Topic: 5 Structure of the U.S. Commercial Banking industry and the Deregulation
There are approximately 7,000 commercial banks in the United States. Compared to other nations the 10 largest banks in the U.S. hold only 50% of the total assets in the Industry.
Why are there so many commercial banks in the U.S.? This reflects past regulations and laws which restricted the ability of these financial institutions to open branches Examples of Policies that backed these regulations (McFadden Act of 1927 and the Douglas Amendments)
Bank Holding Companies A holding company is a corporation that owns several different companies. Many advantages to this form of corporate management. Can engage in other activities related to banking.
Current Example TD Ameritrade acquires 3 failed banks. These banks include: 1.) Riverside National Bank of Florida 2.) First Federal Bank of North Florida 3.) American First Bank Source: http://historiccity.com/2010/staugustine/news/florida/td-bank-acquires-three- area-failed-banks-3018
Structure of the U.S. Commercial Banking Industry and the Deregulation
From 1985-1992 bank failures were at a rate of over 100 per year. During this period banks declined by 3,000, more than double the number of failures. In the period 1992-2007, when the banking industry returned to health the number of commercial banks declined a little over 3,800, less then 5% of which were bank failures.
Structure of the U.S. Commercial Banking Industry and the Deregulation Causes of Number of Banks Decreasing in the U.S. Bank Failures Subprime Financial Crisis Bank Consolidation
Structure of the U.S. Commercial Banking Industry and the Deregulation Consolidation- The combining of separate companies, functional areas, or product lines, into a single one. Bank Consolidation-Banks merging to create larger entities or have been buying up other banks.

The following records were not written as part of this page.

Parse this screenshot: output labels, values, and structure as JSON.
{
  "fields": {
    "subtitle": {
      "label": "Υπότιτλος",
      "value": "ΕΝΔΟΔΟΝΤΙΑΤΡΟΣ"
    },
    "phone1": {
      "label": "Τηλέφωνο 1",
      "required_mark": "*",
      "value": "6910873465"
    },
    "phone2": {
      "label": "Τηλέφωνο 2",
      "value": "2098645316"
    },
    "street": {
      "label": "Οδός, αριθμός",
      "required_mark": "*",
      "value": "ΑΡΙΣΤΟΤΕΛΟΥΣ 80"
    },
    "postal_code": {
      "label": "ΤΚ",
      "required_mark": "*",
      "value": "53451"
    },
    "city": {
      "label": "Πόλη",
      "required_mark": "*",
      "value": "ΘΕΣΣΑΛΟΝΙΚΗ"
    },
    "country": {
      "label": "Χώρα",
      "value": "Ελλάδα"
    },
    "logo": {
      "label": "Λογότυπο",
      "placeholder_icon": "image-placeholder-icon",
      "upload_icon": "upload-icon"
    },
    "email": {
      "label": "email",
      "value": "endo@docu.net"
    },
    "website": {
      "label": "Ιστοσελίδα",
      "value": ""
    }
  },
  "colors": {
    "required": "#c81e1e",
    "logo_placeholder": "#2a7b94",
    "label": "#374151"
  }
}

Structure of the U.S. Commercial Banking Industry and the Deregulation Reasons for Bank Consolidation Loophole mining by banks, which states have recognized its best interest in having banks have ownership across state lines Banks recognizing benefits in diversification of making loans in many states rather than just one Economics of scales have increased with improving computer technology

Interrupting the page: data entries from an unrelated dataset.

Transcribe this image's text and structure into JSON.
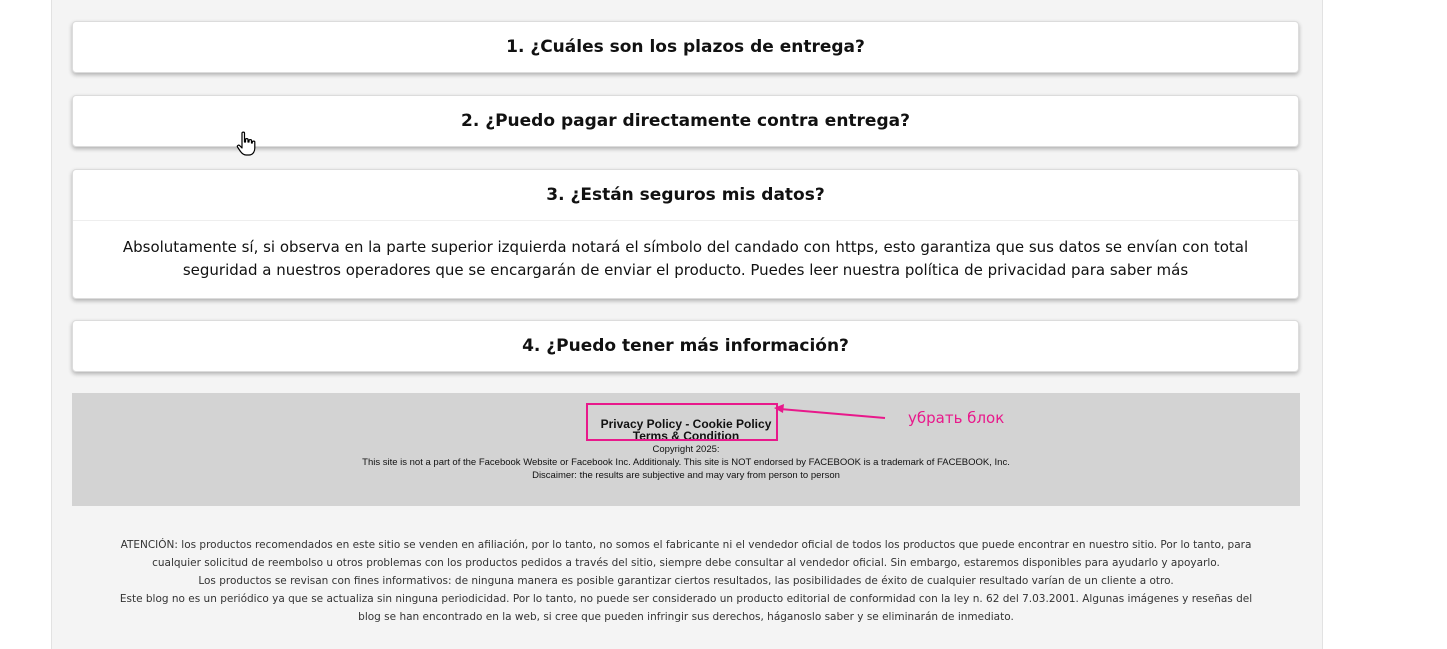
{
  "faq": {
    "items": [
      {
        "question": "1. ¿Cuáles son los plazos de entrega?"
      },
      {
        "question": "2. ¿Puedo pagar directamente contra entrega?"
      },
      {
        "question": "3. ¿Están seguros mis datos?",
        "answer": "Absolutamente sí, si observa en la parte superior izquierda notará el símbolo del candado con https, esto garantiza que sus datos se envían con total seguridad a nuestros operadores que se encargarán de enviar el producto. Puedes leer nuestra política de privacidad para saber más"
      },
      {
        "question": "4. ¿Puedo tener más información?"
      }
    ]
  },
  "footer": {
    "privacy_policy": "Privacy Policy",
    "separator": " - ",
    "cookie_policy": "Cookie Policy",
    "terms": "Terms & Condition",
    "copyright": "Copyright 2025:",
    "facebook_notice": "This site is not a part of the Facebook Website or Facebook Inc. Additionaly. This site is NOT endorsed by FACEBOOK is a trademark of FACEBOOK, Inc.",
    "results_notice": "Discaimer: the results are subjective and may vary from person to person"
  },
  "annotation": {
    "text": "убрать блок",
    "color": "#e8198b"
  },
  "disclaimer": {
    "paragraphs": [
      "ATENCIÓN: los productos recomendados en este sitio se venden en afiliación, por lo tanto, no somos el fabricante ni el vendedor oficial de todos los productos que puede encontrar en nuestro sitio. Por lo tanto, para cualquier solicitud de reembolso u otros problemas con los productos pedidos a través del sitio, siempre debe consultar al vendedor oficial. Sin embargo, estaremos disponibles para ayudarlo y apoyarlo.",
      "Los productos se revisan con fines informativos: de ninguna manera es posible garantizar ciertos resultados, las posibilidades de éxito de cualquier resultado varían de un cliente a otro.",
      "Este blog no es un periódico ya que se actualiza sin ninguna periodicidad. Por lo tanto, no puede ser considerado un producto editorial de conformidad con la ley n. 62 del 7.03.2001. Algunas imágenes y reseñas del blog se han encontrado en la web, si cree que pueden infringir sus derechos, háganoslo saber y se eliminarán de inmediato."
    ]
  },
  "cursor": {
    "icon": "hand-pointer-icon"
  }
}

Structure of the U.S. Commercial Banking Industry and the Deregulation The Riegle-Neal Interstate Banking and Breaching Effiency Act of 1994. Overturned the McFadden Act and Douglas Amendment which prohibited interstate banking Established the basis for a true nationwide banking system Example of Nationwide bank: the merging of Bank of America and NationsBank
Structure of the U.S. Commercial Banking Industry and the Deregulation Bank Consolidation have increased substantially. One analysis is that the industry will wind up with only couple of hundred banks. Experts predict that consolidation surge will settle down. Merger between Chase Manhattan Bank and Chemical Bank and between Bank of America and NationsBank shows that shift in assets from small to large banks

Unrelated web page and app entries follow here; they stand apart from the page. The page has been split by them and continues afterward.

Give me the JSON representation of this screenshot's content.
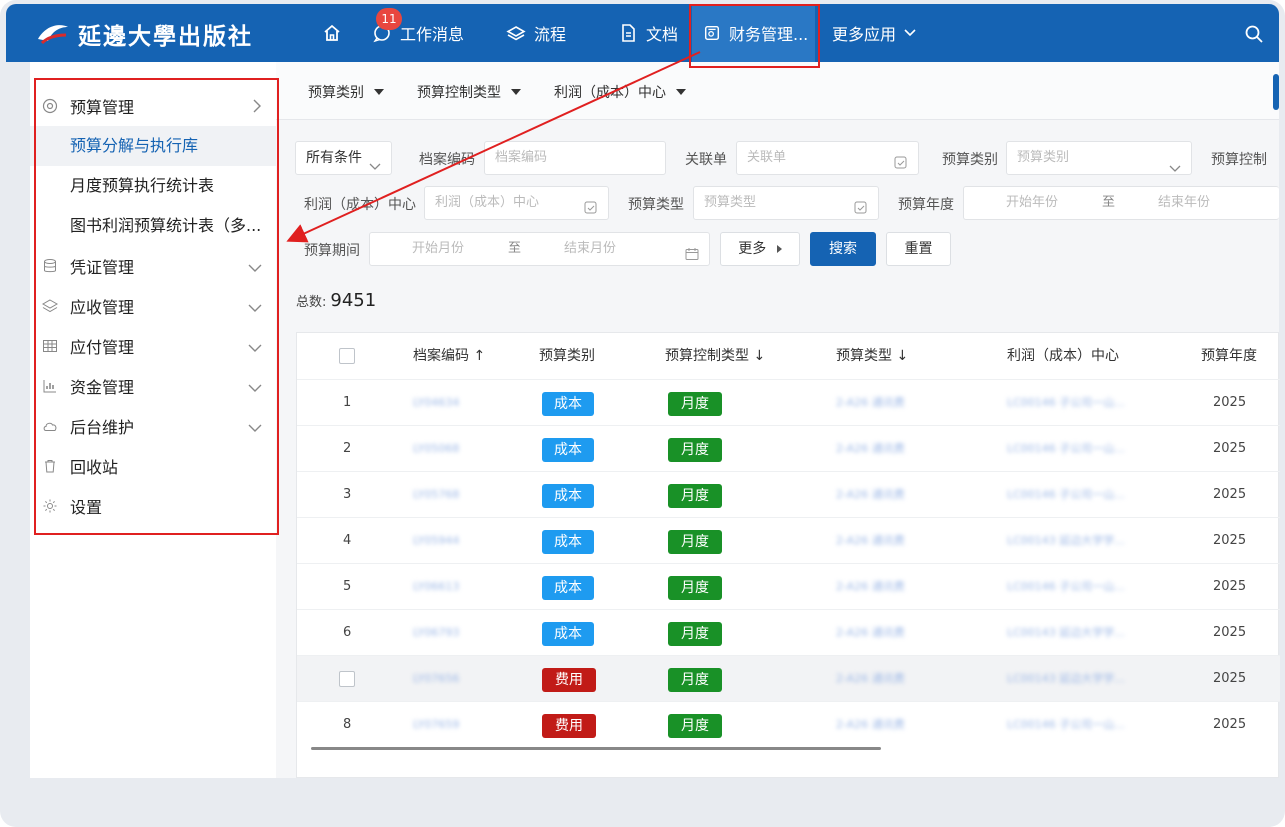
{
  "header": {
    "logo_text": "延邊大學出版社",
    "nav": [
      {
        "label": "",
        "icon": "home-icon"
      },
      {
        "label": "工作消息",
        "icon": "message-icon",
        "badge": "11"
      },
      {
        "label": "流程",
        "icon": "layers-icon"
      },
      {
        "label": "文档",
        "icon": "document-icon"
      },
      {
        "label": "财务管理...",
        "icon": "finance-icon"
      },
      {
        "label": "更多应用",
        "icon": "chevron-down-icon"
      }
    ],
    "colors": {
      "bar": "#1563b3",
      "active": "#2a78c5"
    }
  },
  "sidebar": {
    "items": [
      {
        "label": "预算管理",
        "icon": "at-icon",
        "chevron": ">"
      },
      {
        "label": "预算分解与执行库",
        "sub": true,
        "active": true
      },
      {
        "label": "月度预算执行统计表",
        "sub": true
      },
      {
        "label": "图书利润预算统计表（多...",
        "sub": true
      },
      {
        "label": "凭证管理",
        "icon": "database-icon"
      },
      {
        "label": "应收管理",
        "icon": "layers-icon"
      },
      {
        "label": "应付管理",
        "icon": "table-icon"
      },
      {
        "label": "资金管理",
        "icon": "bar-chart-icon"
      },
      {
        "label": "后台维护",
        "icon": "cloud-icon"
      },
      {
        "label": "回收站",
        "icon": "trash-icon"
      },
      {
        "label": "设置",
        "icon": "gear-icon"
      }
    ]
  },
  "tabs": [
    "预算类别",
    "预算控制类型",
    "利润（成本）中心"
  ],
  "filters": {
    "conditions_select": "所有条件",
    "archive_no_label": "档案编码",
    "archive_no_placeholder": "档案编码",
    "related_label": "关联单",
    "related_placeholder": "关联单",
    "budget_category_label": "预算类别",
    "budget_category_placeholder": "预算类别",
    "budget_control_label": "预算控制",
    "profit_center_label": "利润（成本）中心",
    "profit_center_placeholder": "利润（成本）中心",
    "budget_type_label": "预算类型",
    "budget_type_placeholder": "预算类型",
    "budget_year_label": "预算年度",
    "start_year": "开始年份",
    "to": "至",
    "end_year": "结束年份",
    "budget_period_label": "预算期间",
    "start_month": "开始月份",
    "end_month": "结束月份",
    "more_button": "更多",
    "search_button": "搜索",
    "reset_button": "重置"
  },
  "summary": {
    "total_label": "总数:",
    "total_value": "9451"
  },
  "table": {
    "headers": [
      "档案编码 ↑",
      "预算类别",
      "预算控制类型 ↓",
      "预算类型 ↓",
      "利润（成本）中心",
      "预算年度"
    ],
    "rows": [
      {
        "no": "1",
        "code": "LY04634",
        "category": "成本",
        "control": "月度",
        "type": "2-A26 通讯费",
        "center": "LC00146 子公司一山...",
        "year": "2025"
      },
      {
        "no": "2",
        "code": "LY05068",
        "category": "成本",
        "control": "月度",
        "type": "2-A26 通讯费",
        "center": "LC00146 子公司一山...",
        "year": "2025"
      },
      {
        "no": "3",
        "code": "LY05768",
        "category": "成本",
        "control": "月度",
        "type": "2-A26 通讯费",
        "center": "LC00146 子公司一山...",
        "year": "2025"
      },
      {
        "no": "4",
        "code": "LY05944",
        "category": "成本",
        "control": "月度",
        "type": "2-A26 通讯费",
        "center": "LC00143 延边大学学...",
        "year": "2025"
      },
      {
        "no": "5",
        "code": "LY06613",
        "category": "成本",
        "control": "月度",
        "type": "2-A26 通讯费",
        "center": "LC00146 子公司一山...",
        "year": "2025"
      },
      {
        "no": "6",
        "code": "LY06793",
        "category": "成本",
        "control": "月度",
        "type": "2-A26 通讯费",
        "center": "LC00143 延边大学学...",
        "year": "2025"
      },
      {
        "no": "",
        "code": "LY07656",
        "category": "费用",
        "control": "月度",
        "type": "2-A26 通讯费",
        "center": "LC00143 延边大学学...",
        "year": "2025"
      },
      {
        "no": "8",
        "code": "LY07659",
        "category": "费用",
        "control": "月度",
        "type": "2-A26 通讯费",
        "center": "LC00146 子公司一山...",
        "year": "2025"
      }
    ],
    "tag_colors": {
      "成本": "#1e9bf0",
      "费用": "#c11b17",
      "月度": "#199127"
    }
  },
  "annotation": {
    "color": "#e02020"
  }
}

Structure of the U.S. Commercial Banking Industry and the Deregulation Supporters of nationwide banking believe it will increase competition while critics believe it will drive out small banks, reduce competition and decrease lending to small companies. When New York State liberized in the 1962 the small banks were still doing well. Economist believe that bank consolidation will bring in numerous benefits. Reduction in lending to small businesses and inclination to take high risks are still major issues.
Separation of Banking and Other Financial Services The Glass-Steagall Act Allowed commercial banks to sell new offerings of government securities Prohibited banks to underwrite corporate securities or engaging in brokerage activities Prevented banks from real estate and insurance activities
Breaking down of the Separation Erosion of Glass-Steagall Act Federal Reserve used loophole in the act to allow bank holding companies to underwrite prohibited securities Allowing banks to underwrite corporate debt securities Allowing banks to underwrite stocks Engaging in some real estate and insurance activities
Breaking down of the Separation The Gramm-Leach-Bliley Financial Services Modernization Act of 1999 The merging of Citicorp and Travelers Group in 1998 Allowed insurance companies and security firms to purchase banks Allow banks to underwrite insurance and securities as well as engage in real estate activities
Returning to a Separation of Banking? Events Happening Now: President Obama wanting Finance Reform Senators wanting to reinstate the Glass-Steagall Source: http://washingtonindependent.com/83193/a-guide-to-the-tangled- financial-reform-bill http://washingtonindependent.com/83193/a-guide-to-the-tangled- financial-reform-bill Senate proposing to break up big banks Source: http://dealbook.blogs.nytimes.com/2010/04/26/q-a-sanders-looks-at- financial-bill-from-the-left/ http://dealbook.blogs.nytimes.com/2010/04/26/q-a-sanders-looks-at- financial-bill-from-the-left/